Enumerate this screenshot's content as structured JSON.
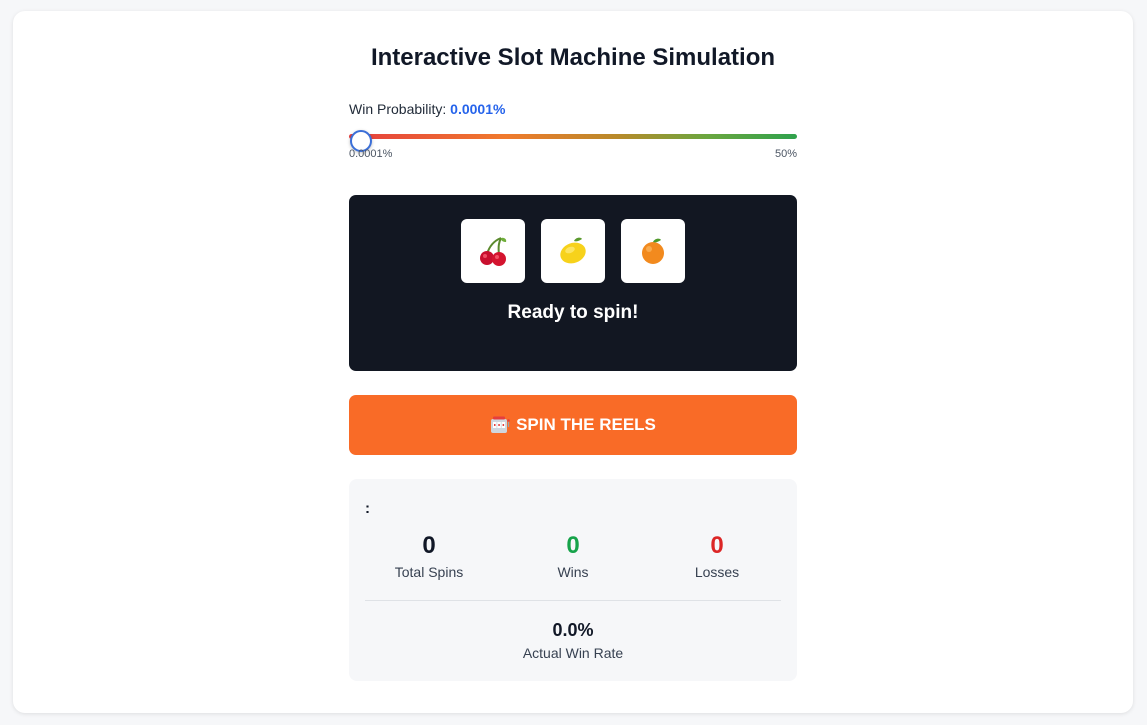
{
  "title": "Interactive Slot Machine Simulation",
  "probability": {
    "label": "Win Probability:",
    "value_text": "0.0001%",
    "min_label": "0.0001%",
    "max_label": "50%",
    "slider_level": 0.0
  },
  "machine": {
    "reels": [
      {
        "icon": "cherry-icon"
      },
      {
        "icon": "lemon-icon"
      },
      {
        "icon": "orange-icon"
      }
    ],
    "status": "Ready to spin!"
  },
  "spin_button": {
    "label": "SPIN THE REELS",
    "icon": "slot-machine-icon"
  },
  "stats": {
    "heading": ":",
    "total_spins": {
      "value": "0",
      "label": "Total Spins"
    },
    "wins": {
      "value": "0",
      "label": "Wins"
    },
    "losses": {
      "value": "0",
      "label": "Losses"
    },
    "actual_rate": {
      "value": "0.0%",
      "label": "Actual Win Rate"
    }
  },
  "colors": {
    "accent": "#2563eb",
    "spin_button": "#f96b27",
    "win": "#16a34a",
    "loss": "#dc2626",
    "machine_bg": "#121722"
  }
}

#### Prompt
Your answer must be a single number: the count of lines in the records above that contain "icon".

#### Problem solution
4